THE PROBLEM:
Search the material for "watermark" and copy each line in which it is found.

MATERIAL PROVIDED:
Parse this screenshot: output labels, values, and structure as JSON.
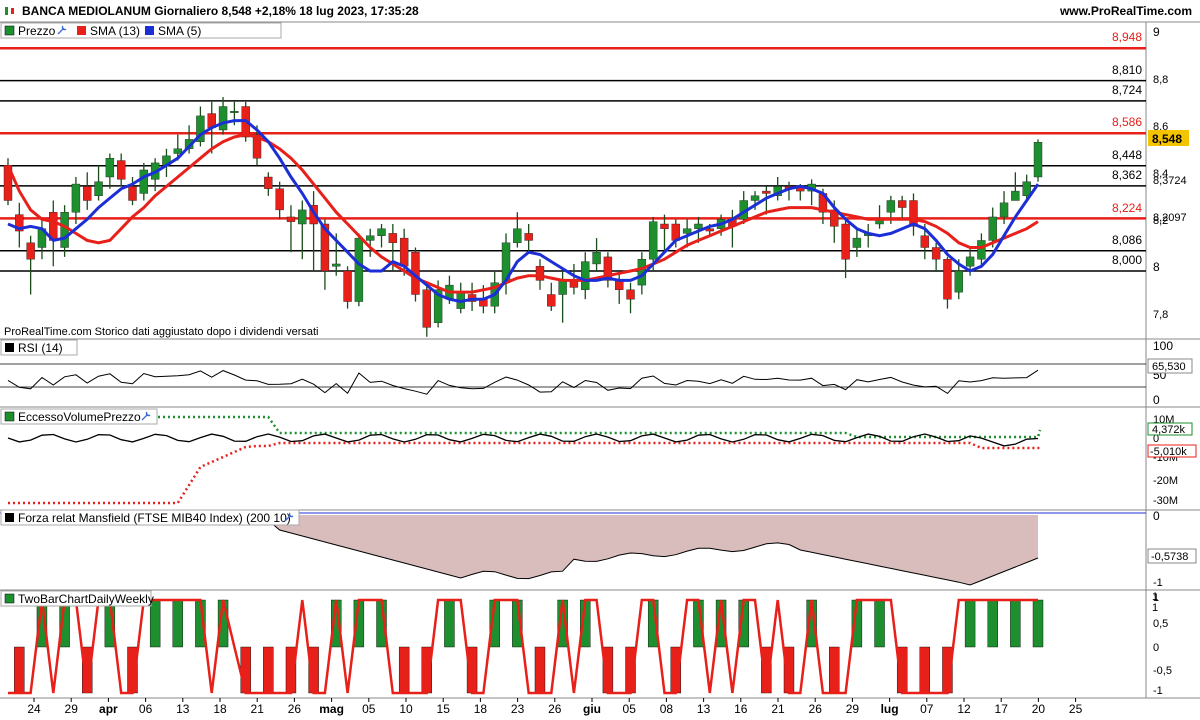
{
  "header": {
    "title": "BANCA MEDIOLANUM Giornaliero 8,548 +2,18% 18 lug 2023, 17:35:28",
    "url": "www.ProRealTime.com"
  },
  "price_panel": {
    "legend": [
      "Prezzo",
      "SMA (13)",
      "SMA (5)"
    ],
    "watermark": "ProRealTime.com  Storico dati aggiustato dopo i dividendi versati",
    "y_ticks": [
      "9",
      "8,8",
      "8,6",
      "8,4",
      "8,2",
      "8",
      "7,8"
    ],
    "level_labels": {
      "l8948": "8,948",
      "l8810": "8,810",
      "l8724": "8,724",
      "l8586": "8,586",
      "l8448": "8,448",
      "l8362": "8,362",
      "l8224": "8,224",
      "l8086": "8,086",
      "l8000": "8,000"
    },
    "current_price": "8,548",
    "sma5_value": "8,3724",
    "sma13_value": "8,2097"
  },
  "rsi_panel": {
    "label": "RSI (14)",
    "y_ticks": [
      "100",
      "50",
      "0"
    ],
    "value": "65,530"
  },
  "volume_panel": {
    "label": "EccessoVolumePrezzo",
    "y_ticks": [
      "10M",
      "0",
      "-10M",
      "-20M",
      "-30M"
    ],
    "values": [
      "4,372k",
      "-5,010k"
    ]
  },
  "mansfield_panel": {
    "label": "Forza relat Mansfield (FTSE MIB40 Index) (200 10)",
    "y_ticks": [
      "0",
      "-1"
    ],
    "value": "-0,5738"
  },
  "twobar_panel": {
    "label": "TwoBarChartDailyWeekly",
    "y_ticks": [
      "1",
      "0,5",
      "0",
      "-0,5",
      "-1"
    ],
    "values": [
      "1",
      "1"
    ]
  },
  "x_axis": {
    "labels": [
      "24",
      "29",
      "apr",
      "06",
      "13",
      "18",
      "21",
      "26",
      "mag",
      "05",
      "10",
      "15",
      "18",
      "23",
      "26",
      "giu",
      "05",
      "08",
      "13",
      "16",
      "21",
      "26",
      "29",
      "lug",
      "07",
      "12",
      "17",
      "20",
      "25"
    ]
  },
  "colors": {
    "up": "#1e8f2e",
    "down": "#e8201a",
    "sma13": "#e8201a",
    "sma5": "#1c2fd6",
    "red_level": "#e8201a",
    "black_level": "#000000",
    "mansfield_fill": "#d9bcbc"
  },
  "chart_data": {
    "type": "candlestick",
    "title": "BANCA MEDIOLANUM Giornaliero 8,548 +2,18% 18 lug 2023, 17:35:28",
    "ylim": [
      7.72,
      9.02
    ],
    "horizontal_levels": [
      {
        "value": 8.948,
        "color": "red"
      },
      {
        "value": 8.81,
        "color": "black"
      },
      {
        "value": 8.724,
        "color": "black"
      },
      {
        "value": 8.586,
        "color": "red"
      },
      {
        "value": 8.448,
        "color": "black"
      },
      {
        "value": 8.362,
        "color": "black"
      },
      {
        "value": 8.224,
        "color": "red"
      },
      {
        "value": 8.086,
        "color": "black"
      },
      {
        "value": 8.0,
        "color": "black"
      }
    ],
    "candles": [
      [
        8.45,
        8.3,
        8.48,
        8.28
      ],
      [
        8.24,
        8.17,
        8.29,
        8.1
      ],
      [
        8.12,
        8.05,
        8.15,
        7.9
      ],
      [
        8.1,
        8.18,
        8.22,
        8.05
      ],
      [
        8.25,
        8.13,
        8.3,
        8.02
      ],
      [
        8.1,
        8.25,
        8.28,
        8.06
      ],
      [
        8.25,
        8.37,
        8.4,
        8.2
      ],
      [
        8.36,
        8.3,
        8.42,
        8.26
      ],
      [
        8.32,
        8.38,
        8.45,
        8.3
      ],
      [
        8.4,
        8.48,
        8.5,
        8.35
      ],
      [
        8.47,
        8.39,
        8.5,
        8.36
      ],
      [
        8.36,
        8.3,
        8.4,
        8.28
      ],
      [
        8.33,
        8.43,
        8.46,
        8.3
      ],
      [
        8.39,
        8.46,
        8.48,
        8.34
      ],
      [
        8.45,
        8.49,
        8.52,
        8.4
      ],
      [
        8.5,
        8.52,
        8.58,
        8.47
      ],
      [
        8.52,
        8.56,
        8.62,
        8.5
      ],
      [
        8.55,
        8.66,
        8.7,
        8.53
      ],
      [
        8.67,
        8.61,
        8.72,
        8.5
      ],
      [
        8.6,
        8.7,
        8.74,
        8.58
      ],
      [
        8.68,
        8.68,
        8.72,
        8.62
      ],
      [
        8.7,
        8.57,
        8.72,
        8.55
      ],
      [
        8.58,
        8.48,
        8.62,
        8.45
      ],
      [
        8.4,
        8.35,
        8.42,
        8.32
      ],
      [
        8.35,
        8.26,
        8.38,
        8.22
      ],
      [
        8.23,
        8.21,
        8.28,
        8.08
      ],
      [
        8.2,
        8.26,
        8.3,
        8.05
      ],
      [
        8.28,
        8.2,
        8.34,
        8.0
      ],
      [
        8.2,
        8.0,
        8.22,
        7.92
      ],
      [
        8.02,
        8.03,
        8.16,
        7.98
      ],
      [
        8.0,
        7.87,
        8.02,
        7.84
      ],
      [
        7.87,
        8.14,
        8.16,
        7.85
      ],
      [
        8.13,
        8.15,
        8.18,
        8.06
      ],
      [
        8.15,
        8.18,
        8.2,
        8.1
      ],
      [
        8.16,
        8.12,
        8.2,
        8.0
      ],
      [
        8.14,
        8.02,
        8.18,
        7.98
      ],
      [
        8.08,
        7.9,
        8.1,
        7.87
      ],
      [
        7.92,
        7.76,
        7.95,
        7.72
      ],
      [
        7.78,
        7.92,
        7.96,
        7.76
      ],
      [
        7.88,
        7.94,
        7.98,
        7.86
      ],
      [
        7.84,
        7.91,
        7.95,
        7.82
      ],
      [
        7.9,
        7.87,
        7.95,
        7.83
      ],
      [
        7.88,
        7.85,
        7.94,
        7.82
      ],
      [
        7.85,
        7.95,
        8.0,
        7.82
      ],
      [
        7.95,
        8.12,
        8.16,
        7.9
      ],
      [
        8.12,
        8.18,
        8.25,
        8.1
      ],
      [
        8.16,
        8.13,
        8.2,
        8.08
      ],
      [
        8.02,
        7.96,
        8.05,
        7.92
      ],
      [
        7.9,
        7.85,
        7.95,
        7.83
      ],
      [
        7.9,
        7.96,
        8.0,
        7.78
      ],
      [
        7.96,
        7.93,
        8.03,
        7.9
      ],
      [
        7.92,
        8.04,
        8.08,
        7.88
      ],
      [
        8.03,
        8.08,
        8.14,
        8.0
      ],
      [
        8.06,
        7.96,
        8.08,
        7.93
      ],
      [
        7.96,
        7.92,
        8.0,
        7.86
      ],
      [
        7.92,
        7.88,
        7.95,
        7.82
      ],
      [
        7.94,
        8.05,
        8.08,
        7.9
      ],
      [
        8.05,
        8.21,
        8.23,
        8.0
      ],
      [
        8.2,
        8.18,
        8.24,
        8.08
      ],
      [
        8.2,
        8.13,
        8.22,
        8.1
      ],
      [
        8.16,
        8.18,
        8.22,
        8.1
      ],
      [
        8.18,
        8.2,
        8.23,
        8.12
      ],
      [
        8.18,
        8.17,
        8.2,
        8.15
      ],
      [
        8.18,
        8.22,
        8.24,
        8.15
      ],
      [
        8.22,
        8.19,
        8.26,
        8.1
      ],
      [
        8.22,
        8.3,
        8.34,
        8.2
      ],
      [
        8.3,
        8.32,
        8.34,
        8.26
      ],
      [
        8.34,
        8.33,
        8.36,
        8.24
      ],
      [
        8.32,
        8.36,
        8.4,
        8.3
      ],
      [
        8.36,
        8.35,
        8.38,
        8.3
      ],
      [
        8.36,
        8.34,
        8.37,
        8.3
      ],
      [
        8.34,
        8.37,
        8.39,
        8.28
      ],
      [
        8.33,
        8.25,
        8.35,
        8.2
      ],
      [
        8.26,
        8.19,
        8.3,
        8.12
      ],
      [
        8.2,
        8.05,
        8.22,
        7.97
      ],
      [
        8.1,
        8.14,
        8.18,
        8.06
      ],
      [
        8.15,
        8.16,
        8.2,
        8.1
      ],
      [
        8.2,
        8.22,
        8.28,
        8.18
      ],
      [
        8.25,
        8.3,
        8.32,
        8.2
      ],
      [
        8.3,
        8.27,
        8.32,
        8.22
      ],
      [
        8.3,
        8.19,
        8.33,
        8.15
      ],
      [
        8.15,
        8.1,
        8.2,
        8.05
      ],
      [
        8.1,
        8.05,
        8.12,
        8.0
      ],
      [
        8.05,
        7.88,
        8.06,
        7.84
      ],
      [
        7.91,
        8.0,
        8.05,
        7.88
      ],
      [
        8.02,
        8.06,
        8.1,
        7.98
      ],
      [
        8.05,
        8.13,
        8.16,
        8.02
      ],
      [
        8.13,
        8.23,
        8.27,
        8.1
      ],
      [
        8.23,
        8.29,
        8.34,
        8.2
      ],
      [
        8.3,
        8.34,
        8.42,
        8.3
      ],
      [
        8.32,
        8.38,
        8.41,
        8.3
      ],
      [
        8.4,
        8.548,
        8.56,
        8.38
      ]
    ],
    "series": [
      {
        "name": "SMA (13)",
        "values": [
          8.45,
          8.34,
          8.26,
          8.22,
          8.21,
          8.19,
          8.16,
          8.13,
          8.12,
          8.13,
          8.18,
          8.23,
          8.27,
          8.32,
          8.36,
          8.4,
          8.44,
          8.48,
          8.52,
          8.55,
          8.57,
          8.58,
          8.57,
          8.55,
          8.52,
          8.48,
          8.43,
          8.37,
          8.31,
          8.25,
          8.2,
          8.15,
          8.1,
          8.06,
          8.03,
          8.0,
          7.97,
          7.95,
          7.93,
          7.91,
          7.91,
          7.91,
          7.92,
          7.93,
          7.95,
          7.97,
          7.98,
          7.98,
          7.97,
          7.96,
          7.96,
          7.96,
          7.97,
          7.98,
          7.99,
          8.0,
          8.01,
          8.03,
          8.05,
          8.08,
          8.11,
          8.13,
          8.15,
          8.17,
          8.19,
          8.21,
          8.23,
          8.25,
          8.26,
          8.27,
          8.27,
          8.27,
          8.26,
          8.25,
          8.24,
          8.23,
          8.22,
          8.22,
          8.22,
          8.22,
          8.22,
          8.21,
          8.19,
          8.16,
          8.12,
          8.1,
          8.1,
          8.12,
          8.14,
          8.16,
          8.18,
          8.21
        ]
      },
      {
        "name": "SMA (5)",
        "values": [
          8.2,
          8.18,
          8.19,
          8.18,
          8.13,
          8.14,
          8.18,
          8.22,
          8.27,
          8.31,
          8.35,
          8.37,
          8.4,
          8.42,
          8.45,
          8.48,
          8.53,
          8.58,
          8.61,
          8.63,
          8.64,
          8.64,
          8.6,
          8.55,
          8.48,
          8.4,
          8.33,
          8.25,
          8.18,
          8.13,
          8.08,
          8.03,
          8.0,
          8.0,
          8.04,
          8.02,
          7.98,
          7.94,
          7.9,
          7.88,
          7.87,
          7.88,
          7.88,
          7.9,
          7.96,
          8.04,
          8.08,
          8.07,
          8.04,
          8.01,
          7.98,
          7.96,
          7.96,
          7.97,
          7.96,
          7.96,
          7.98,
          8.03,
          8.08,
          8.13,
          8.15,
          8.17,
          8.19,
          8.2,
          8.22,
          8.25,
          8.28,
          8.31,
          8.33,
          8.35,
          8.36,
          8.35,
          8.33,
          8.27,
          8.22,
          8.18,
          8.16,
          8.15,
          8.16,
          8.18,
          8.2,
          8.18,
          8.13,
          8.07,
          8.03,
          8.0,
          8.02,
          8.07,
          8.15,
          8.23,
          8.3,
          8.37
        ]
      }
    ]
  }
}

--

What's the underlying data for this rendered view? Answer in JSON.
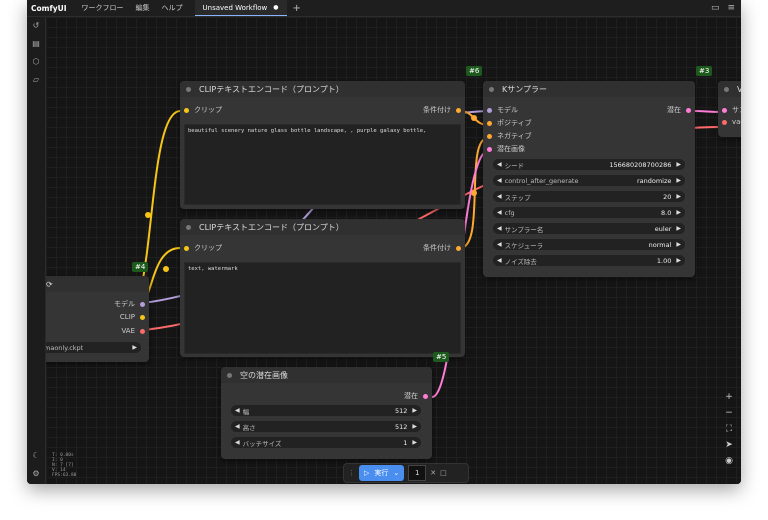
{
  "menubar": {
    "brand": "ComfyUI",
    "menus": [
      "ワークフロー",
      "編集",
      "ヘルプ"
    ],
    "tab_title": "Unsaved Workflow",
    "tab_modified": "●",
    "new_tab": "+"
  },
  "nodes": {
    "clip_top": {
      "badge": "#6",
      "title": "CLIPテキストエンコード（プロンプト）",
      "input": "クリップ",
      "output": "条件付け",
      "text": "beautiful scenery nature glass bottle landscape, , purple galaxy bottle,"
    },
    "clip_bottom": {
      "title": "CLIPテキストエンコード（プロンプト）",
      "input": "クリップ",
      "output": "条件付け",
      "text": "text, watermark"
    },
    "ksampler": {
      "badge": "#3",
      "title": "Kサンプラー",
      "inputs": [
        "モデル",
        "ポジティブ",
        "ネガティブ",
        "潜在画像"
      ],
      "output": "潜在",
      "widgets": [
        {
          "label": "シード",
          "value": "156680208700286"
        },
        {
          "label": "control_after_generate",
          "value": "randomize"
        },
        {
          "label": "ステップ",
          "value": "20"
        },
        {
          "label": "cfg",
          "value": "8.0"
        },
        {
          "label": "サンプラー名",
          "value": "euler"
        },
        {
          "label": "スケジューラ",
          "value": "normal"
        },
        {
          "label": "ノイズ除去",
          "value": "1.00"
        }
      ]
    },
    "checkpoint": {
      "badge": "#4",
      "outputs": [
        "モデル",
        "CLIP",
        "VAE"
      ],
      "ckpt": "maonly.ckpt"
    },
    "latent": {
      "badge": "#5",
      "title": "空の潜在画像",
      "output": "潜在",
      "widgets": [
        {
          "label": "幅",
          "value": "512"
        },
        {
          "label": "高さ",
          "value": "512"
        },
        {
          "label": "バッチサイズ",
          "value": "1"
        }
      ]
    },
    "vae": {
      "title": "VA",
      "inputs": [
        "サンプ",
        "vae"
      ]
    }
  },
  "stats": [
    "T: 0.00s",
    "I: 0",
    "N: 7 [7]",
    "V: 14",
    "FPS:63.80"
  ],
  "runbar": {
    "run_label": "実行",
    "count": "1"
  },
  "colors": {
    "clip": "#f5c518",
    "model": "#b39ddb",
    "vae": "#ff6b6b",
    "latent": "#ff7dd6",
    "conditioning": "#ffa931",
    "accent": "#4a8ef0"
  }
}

THE COMPLETED TASK:
    "watermark": "ProRealTime.com  Storico dati aggiustato dopo i dividendi versati",
      "text": "text, watermark"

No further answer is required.